> _Material to process_:
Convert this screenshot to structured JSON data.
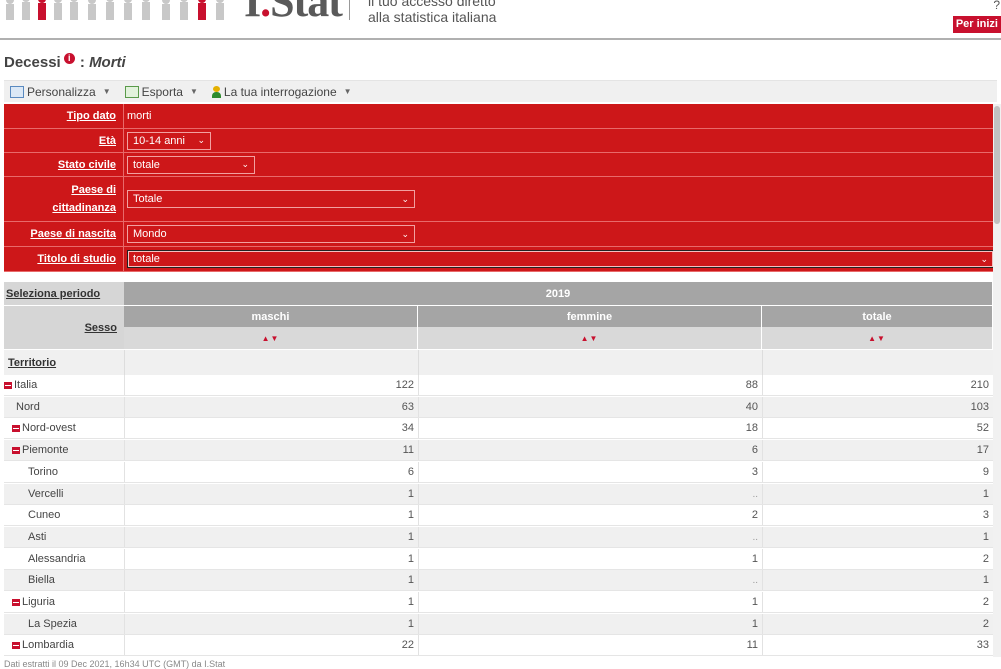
{
  "header": {
    "logo_main": "I",
    "logo_dot": ".",
    "logo_rest": "Stat",
    "tagline_line1": "il tuo accesso diretto",
    "tagline_line2": "alla statistica italiana",
    "right_mark": "?",
    "per_inizi_label": "Per inizi"
  },
  "title": {
    "main": "Decessi",
    "info_badge": "i",
    "separator": " : ",
    "subtitle": "Morti"
  },
  "toolbar": {
    "personalizza": "Personalizza",
    "esporta": "Esporta",
    "interrogazione": "La tua interrogazione",
    "caret": "▼"
  },
  "filters": {
    "tipo_dato_label": "Tipo dato",
    "tipo_dato_value": "morti",
    "eta_label": "Età",
    "eta_value": "10-14 anni",
    "stato_civile_label": "Stato civile",
    "stato_civile_value": "totale",
    "paese_citt_label_1": "Paese di",
    "paese_citt_label_2": "cittadinanza",
    "paese_citt_value": "Totale",
    "paese_nascita_label": "Paese di nascita",
    "paese_nascita_value": "Mondo",
    "titolo_studio_label": "Titolo di studio",
    "titolo_studio_value": "totale",
    "chevron": "⌄"
  },
  "table": {
    "periodo_label": "Seleziona periodo",
    "year": "2019",
    "sesso_label": "Sesso",
    "col_maschi": "maschi",
    "col_femmine": "femmine",
    "col_totale": "totale",
    "sort_arrows": "▲▼",
    "territorio_label": "Territorio",
    "rows": [
      {
        "name": "Italia",
        "indent": 0,
        "toggle": true,
        "maschi": "122",
        "femmine": "88",
        "totale": "210"
      },
      {
        "name": "Nord",
        "indent": 1,
        "toggle": false,
        "maschi": "63",
        "femmine": "40",
        "totale": "103"
      },
      {
        "name": "Nord-ovest",
        "indent": 1,
        "toggle": true,
        "maschi": "34",
        "femmine": "18",
        "totale": "52"
      },
      {
        "name": "Piemonte",
        "indent": 2,
        "toggle": true,
        "maschi": "11",
        "femmine": "6",
        "totale": "17"
      },
      {
        "name": "Torino",
        "indent": 3,
        "toggle": false,
        "maschi": "6",
        "femmine": "3",
        "totale": "9"
      },
      {
        "name": "Vercelli",
        "indent": 3,
        "toggle": false,
        "maschi": "1",
        "femmine": "..",
        "totale": "1"
      },
      {
        "name": "Cuneo",
        "indent": 3,
        "toggle": false,
        "maschi": "1",
        "femmine": "2",
        "totale": "3"
      },
      {
        "name": "Asti",
        "indent": 3,
        "toggle": false,
        "maschi": "1",
        "femmine": "..",
        "totale": "1"
      },
      {
        "name": "Alessandria",
        "indent": 3,
        "toggle": false,
        "maschi": "1",
        "femmine": "1",
        "totale": "2"
      },
      {
        "name": "Biella",
        "indent": 3,
        "toggle": false,
        "maschi": "1",
        "femmine": "..",
        "totale": "1"
      },
      {
        "name": "Liguria",
        "indent": 2,
        "toggle": true,
        "maschi": "1",
        "femmine": "1",
        "totale": "2"
      },
      {
        "name": "La Spezia",
        "indent": 3,
        "toggle": false,
        "maschi": "1",
        "femmine": "1",
        "totale": "2"
      },
      {
        "name": "Lombardia",
        "indent": 2,
        "toggle": true,
        "maschi": "22",
        "femmine": "11",
        "totale": "33"
      }
    ]
  },
  "footer": {
    "note": "Dati estratti il 09 Dec 2021, 16h34 UTC (GMT) da I.Stat"
  },
  "colors": {
    "filter_red": "#cd1719",
    "brand_red": "#c8102e",
    "header_grey": "#a5a5a5"
  },
  "icons": [
    "crowd-banner-icon",
    "info-icon",
    "personalizza-icon",
    "esporta-icon",
    "user-icon",
    "toggle-minus-icon",
    "sort-arrows-icon",
    "chevron-down-icon"
  ]
}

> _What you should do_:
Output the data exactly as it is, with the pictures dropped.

> _Result of the task_:
Convert this screenshot to structured JSON data.
{
  "header": {
    "logo_main": "I",
    "logo_dot": ".",
    "logo_rest": "Stat",
    "tagline_line1": "il tuo accesso diretto",
    "tagline_line2": "alla statistica italiana",
    "right_mark": "?",
    "per_inizi_label": "Per inizi"
  },
  "title": {
    "main": "Decessi",
    "info_badge": "i",
    "separator": " : ",
    "subtitle": "Morti"
  },
  "toolbar": {
    "personalizza": "Personalizza",
    "esporta": "Esporta",
    "interrogazione": "La tua interrogazione",
    "caret": "▼"
  },
  "filters": {
    "tipo_dato_label": "Tipo dato",
    "tipo_dato_value": "morti",
    "eta_label": "Età",
    "eta_value": "10-14 anni",
    "stato_civile_label": "Stato civile",
    "stato_civile_value": "totale",
    "paese_citt_label_1": "Paese di",
    "paese_citt_label_2": "cittadinanza",
    "paese_citt_value": "Totale",
    "paese_nascita_label": "Paese di nascita",
    "paese_nascita_value": "Mondo",
    "titolo_studio_label": "Titolo di studio",
    "titolo_studio_value": "totale",
    "chevron": "⌄"
  },
  "table": {
    "periodo_label": "Seleziona periodo",
    "year": "2019",
    "sesso_label": "Sesso",
    "col_maschi": "maschi",
    "col_femmine": "femmine",
    "col_totale": "totale",
    "sort_arrows": "▲▼",
    "territorio_label": "Territorio",
    "rows": [
      {
        "name": "Italia",
        "indent": 0,
        "toggle": true,
        "maschi": "122",
        "femmine": "88",
        "totale": "210"
      },
      {
        "name": "Nord",
        "indent": 1,
        "toggle": false,
        "maschi": "63",
        "femmine": "40",
        "totale": "103"
      },
      {
        "name": "Nord-ovest",
        "indent": 1,
        "toggle": true,
        "maschi": "34",
        "femmine": "18",
        "totale": "52"
      },
      {
        "name": "Piemonte",
        "indent": 2,
        "toggle": true,
        "maschi": "11",
        "femmine": "6",
        "totale": "17"
      },
      {
        "name": "Torino",
        "indent": 3,
        "toggle": false,
        "maschi": "6",
        "femmine": "3",
        "totale": "9"
      },
      {
        "name": "Vercelli",
        "indent": 3,
        "toggle": false,
        "maschi": "1",
        "femmine": "..",
        "totale": "1"
      },
      {
        "name": "Cuneo",
        "indent": 3,
        "toggle": false,
        "maschi": "1",
        "femmine": "2",
        "totale": "3"
      },
      {
        "name": "Asti",
        "indent": 3,
        "toggle": false,
        "maschi": "1",
        "femmine": "..",
        "totale": "1"
      },
      {
        "name": "Alessandria",
        "indent": 3,
        "toggle": false,
        "maschi": "1",
        "femmine": "1",
        "totale": "2"
      },
      {
        "name": "Biella",
        "indent": 3,
        "toggle": false,
        "maschi": "1",
        "femmine": "..",
        "totale": "1"
      },
      {
        "name": "Liguria",
        "indent": 2,
        "toggle": true,
        "maschi": "1",
        "femmine": "1",
        "totale": "2"
      },
      {
        "name": "La Spezia",
        "indent": 3,
        "toggle": false,
        "maschi": "1",
        "femmine": "1",
        "totale": "2"
      },
      {
        "name": "Lombardia",
        "indent": 2,
        "toggle": true,
        "maschi": "22",
        "femmine": "11",
        "totale": "33"
      }
    ]
  },
  "footer": {
    "note": "Dati estratti il 09 Dec 2021, 16h34 UTC (GMT) da I.Stat"
  },
  "colors": {
    "filter_red": "#cd1719",
    "brand_red": "#c8102e",
    "header_grey": "#a5a5a5"
  },
  "icons": [
    "crowd-banner-icon",
    "info-icon",
    "personalizza-icon",
    "esporta-icon",
    "user-icon",
    "toggle-minus-icon",
    "sort-arrows-icon",
    "chevron-down-icon"
  ]
}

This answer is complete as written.